What's going on?
Robert Fisk writes for Independent Voices that the poppy, traditionally worn as a tribute to fallen British soldiers, has lost whatever symbolic value that once clung to it and turned into a mere fashion appendage, worn for the most part unthinkingly and in some cases to bolster a jingoistic militarism. Here we lay out the terms of the debate...has the poppy become preposterous?
Many people will wear the poppy because they feel a certain amount of social pressure to do so. That impetus will, of course, be mixed with sorrow at the scale of death during the wars of the 20th century - how could it not? - but it is unlikely that there will be prolonged and serious consideration of whether the poppy is an appropriate symbol at all. Too often the wearing of it becomes indistinguishable from support for military action wherever and whenever it falls. War wastes lives. It has no meaning. Is has no symbolic value. Everyone should pay their respects on November 11th. But not in this way.

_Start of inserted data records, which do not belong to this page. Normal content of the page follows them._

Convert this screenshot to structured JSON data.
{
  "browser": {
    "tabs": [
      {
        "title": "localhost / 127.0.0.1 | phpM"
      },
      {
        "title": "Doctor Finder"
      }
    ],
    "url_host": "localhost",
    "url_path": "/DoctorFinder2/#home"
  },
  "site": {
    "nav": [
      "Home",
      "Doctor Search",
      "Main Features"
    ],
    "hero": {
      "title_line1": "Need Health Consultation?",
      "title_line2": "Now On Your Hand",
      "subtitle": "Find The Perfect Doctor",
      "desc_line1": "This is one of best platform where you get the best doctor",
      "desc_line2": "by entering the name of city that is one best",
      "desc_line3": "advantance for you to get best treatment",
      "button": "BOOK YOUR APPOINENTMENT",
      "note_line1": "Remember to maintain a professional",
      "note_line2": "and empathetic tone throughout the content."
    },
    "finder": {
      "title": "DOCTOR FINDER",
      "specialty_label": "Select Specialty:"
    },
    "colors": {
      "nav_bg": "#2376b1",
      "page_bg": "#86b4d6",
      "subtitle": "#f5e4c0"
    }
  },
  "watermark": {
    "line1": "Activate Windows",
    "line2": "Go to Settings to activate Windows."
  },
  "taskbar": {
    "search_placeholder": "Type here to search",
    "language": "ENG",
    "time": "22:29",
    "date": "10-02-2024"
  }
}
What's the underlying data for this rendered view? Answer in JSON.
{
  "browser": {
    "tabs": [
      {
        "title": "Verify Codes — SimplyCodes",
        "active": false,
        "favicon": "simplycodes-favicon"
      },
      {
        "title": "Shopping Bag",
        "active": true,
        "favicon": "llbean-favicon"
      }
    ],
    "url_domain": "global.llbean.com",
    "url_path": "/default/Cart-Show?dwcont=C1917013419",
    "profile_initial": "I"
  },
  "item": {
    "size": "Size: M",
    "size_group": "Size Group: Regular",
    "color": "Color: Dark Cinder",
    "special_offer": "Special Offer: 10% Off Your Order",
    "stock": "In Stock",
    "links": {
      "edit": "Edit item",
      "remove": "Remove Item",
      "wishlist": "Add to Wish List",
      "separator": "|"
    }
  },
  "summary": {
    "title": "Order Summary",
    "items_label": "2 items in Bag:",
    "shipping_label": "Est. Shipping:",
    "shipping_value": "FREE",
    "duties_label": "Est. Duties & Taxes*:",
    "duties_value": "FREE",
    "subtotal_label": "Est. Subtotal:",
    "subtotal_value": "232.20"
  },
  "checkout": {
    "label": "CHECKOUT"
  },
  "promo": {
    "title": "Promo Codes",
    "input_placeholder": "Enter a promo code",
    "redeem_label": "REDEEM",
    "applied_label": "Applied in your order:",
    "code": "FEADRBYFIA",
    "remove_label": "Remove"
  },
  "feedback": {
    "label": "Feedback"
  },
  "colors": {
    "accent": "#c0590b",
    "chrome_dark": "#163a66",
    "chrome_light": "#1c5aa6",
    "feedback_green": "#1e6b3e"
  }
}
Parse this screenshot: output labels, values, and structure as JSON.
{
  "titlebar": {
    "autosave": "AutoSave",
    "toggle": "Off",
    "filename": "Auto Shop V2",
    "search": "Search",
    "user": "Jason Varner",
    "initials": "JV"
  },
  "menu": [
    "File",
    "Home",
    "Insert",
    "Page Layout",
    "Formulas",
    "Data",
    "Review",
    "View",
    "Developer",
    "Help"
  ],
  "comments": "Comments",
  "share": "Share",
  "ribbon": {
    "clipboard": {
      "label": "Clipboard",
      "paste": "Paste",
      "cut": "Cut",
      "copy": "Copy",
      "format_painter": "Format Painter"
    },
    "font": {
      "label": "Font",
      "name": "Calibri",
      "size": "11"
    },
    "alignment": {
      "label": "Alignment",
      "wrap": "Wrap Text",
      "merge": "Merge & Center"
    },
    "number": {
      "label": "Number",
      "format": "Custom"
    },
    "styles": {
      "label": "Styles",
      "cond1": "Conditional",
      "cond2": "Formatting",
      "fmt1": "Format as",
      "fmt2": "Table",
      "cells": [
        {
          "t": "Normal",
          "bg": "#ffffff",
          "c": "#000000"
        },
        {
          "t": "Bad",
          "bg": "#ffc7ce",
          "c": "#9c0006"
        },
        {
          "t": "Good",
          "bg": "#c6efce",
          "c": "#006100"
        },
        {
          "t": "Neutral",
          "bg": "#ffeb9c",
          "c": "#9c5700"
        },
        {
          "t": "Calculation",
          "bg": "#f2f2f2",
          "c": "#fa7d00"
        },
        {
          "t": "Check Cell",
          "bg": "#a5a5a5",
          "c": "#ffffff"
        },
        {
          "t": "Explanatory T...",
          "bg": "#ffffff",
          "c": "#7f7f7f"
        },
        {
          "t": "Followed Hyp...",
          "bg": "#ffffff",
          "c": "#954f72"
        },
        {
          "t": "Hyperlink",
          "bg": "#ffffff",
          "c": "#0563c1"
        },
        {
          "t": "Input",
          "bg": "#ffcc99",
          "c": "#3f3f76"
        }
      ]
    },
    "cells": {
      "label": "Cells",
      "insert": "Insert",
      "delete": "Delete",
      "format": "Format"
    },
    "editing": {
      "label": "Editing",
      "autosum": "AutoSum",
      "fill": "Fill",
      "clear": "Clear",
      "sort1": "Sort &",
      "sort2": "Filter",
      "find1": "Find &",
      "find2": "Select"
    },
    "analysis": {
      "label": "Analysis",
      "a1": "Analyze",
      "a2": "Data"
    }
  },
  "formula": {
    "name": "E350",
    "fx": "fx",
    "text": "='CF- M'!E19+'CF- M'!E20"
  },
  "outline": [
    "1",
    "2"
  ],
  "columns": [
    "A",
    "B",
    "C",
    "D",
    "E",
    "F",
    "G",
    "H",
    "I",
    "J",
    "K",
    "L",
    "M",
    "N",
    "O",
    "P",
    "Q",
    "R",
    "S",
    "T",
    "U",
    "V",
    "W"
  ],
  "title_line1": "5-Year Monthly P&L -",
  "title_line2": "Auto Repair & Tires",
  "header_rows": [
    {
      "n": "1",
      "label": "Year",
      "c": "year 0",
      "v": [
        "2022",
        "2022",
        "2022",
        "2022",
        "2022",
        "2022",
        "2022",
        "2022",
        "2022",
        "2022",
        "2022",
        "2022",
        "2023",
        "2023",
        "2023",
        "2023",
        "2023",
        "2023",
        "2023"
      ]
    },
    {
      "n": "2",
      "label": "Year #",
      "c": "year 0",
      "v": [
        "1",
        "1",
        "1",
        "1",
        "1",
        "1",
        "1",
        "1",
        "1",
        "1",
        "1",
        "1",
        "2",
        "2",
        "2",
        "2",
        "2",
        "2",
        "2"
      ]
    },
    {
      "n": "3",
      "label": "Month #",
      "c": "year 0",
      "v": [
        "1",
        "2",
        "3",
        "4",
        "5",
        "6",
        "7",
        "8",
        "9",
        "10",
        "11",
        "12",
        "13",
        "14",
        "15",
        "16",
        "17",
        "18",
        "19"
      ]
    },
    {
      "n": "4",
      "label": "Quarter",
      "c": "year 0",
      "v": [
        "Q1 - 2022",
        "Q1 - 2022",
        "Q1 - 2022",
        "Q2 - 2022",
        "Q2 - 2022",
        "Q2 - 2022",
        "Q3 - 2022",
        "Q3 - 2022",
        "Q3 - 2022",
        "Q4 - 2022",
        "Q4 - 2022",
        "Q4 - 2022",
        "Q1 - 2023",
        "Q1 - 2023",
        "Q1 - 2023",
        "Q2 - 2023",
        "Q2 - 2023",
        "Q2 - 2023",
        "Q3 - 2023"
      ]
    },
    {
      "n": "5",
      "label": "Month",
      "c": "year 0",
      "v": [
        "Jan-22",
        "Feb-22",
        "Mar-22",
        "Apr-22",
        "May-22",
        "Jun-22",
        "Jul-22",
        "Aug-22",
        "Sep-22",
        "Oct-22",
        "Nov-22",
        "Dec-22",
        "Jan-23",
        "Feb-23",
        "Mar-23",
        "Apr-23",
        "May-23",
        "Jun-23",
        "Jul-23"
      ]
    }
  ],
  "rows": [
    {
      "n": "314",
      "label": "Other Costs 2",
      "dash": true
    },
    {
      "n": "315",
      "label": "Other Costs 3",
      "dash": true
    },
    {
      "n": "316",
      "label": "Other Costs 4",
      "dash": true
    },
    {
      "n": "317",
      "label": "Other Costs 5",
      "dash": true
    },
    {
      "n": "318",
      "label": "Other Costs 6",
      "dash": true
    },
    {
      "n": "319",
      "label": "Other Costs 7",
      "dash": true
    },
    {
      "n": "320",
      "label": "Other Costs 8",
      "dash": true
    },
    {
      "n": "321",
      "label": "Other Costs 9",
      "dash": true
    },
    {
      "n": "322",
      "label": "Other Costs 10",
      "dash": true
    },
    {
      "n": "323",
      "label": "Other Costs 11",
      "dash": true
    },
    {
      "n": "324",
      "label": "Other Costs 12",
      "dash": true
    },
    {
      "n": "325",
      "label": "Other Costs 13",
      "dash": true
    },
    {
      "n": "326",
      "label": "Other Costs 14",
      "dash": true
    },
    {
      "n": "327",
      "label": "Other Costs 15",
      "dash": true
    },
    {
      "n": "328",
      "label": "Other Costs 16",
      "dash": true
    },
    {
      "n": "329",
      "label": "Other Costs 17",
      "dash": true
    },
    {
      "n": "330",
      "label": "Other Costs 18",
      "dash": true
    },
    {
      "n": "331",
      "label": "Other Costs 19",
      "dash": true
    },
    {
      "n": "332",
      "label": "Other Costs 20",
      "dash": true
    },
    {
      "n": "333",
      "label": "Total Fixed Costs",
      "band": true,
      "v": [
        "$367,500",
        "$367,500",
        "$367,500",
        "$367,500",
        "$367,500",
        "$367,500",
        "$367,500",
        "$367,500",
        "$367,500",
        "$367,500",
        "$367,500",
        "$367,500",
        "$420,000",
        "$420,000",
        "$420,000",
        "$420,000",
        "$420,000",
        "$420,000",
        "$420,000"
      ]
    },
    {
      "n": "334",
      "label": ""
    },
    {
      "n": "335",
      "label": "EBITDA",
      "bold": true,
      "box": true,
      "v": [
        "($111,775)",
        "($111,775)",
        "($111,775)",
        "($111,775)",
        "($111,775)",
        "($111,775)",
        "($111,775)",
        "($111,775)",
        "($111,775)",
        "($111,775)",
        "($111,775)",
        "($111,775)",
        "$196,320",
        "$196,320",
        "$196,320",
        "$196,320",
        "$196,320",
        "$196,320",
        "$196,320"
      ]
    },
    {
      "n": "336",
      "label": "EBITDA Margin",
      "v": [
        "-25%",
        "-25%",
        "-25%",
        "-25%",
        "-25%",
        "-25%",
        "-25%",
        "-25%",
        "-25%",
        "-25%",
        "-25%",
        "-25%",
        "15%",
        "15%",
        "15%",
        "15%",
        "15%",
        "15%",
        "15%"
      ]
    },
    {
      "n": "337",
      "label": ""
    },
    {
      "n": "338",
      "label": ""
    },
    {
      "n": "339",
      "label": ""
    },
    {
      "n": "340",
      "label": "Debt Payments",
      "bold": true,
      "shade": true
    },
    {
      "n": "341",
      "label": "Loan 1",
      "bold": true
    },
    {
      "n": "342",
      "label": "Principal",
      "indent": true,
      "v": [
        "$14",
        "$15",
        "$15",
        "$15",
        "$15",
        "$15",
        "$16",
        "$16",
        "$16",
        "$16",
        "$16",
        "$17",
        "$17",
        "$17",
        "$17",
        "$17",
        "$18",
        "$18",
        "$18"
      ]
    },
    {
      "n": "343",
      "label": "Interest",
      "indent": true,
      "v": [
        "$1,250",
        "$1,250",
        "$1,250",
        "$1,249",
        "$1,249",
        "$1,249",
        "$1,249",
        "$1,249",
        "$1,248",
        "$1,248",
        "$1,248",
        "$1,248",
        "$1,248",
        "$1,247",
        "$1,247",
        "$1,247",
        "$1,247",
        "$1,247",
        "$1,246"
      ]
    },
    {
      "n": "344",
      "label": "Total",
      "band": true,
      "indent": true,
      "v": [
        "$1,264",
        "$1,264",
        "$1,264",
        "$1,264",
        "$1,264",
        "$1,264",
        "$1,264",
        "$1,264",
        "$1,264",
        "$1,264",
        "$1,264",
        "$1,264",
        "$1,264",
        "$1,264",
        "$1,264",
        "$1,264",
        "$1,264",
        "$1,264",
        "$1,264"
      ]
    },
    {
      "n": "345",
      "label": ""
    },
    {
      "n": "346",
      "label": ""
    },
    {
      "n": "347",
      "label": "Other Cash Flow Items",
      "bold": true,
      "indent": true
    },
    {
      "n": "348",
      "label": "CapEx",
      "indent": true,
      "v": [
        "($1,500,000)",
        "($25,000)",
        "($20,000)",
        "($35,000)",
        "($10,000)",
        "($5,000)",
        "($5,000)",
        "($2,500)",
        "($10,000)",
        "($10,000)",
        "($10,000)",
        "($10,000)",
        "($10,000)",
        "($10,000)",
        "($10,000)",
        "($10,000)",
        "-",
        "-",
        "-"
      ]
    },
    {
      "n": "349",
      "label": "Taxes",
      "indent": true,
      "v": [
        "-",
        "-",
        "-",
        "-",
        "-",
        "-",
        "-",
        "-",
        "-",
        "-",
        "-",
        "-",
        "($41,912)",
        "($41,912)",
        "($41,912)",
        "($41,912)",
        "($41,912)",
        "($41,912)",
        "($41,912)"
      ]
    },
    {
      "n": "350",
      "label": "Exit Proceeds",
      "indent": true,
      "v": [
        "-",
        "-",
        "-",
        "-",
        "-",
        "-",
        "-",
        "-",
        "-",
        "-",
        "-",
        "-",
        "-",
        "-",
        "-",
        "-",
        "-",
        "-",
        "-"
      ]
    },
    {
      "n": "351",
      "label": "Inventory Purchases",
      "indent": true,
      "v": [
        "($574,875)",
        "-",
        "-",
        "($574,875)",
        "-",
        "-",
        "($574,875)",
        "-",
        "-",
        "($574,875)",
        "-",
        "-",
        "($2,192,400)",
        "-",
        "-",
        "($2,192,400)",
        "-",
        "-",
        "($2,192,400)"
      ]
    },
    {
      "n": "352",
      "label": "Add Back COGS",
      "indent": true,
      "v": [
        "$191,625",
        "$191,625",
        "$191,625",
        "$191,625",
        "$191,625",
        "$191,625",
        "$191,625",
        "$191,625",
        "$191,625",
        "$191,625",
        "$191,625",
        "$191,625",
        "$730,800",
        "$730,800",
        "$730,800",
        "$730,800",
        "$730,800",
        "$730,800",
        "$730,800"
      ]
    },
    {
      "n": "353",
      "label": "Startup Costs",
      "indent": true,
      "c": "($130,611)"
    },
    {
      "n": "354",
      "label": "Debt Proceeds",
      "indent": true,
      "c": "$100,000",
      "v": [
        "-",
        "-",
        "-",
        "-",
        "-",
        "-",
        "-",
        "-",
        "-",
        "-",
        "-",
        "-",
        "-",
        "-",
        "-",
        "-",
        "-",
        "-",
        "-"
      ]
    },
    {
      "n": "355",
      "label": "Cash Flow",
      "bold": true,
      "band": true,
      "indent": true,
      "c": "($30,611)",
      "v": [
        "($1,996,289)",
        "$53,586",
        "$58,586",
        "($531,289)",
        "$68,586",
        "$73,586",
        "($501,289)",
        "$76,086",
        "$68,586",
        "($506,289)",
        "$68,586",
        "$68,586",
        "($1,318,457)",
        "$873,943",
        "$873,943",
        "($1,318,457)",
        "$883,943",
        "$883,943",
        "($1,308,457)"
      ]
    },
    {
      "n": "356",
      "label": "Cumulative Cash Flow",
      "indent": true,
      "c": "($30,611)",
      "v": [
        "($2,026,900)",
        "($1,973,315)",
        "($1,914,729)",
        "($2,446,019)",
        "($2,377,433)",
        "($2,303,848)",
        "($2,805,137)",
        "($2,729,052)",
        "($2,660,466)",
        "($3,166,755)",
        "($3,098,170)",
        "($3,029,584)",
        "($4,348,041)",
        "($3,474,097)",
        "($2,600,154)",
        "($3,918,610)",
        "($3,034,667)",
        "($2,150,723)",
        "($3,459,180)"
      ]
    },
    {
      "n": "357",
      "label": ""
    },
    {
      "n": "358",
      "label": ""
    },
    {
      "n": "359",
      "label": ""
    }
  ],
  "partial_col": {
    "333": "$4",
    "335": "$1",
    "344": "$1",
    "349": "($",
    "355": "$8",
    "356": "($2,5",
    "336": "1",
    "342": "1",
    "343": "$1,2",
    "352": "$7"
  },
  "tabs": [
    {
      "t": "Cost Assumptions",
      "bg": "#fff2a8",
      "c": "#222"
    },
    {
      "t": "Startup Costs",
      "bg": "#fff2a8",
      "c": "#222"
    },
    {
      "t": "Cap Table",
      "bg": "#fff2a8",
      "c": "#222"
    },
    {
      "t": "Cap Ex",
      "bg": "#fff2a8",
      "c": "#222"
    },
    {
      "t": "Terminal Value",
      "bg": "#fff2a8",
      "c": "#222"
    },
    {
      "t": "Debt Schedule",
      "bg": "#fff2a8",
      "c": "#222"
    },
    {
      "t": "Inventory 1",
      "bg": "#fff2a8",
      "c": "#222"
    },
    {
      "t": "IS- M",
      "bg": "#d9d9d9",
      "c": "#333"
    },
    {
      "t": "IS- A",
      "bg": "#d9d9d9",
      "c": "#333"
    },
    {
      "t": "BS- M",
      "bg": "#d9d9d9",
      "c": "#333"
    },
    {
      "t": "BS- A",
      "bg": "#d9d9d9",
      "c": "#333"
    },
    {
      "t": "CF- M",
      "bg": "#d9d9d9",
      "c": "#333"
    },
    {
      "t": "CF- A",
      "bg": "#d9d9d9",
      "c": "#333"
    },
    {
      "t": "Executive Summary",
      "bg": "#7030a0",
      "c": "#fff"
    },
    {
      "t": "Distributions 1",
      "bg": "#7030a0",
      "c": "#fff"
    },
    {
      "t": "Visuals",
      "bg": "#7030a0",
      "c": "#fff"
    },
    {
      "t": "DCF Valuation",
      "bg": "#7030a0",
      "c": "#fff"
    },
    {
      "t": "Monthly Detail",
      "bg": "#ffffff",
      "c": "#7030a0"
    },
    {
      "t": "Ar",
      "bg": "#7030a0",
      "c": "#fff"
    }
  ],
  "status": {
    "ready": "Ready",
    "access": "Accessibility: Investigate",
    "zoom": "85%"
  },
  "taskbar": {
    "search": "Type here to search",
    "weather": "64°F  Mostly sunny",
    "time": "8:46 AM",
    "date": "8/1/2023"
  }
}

So wearing the poppy offends your sense of yourself as a vibrant individual with unique tastes and interesting thoughts? So what? Get over it. Sometimes we have to make sacrifices and band together for the greater good. A generation of men and woman learnt that lesson the hard way during the two World Wars. Many men and women continue to make great sacrifices in defence of your freedom. All you have to do is drop a coin in a collection box and wear a poppy. If that's the greatest injustice you have to rail against, lucky you. The British military must have done a pretty good job.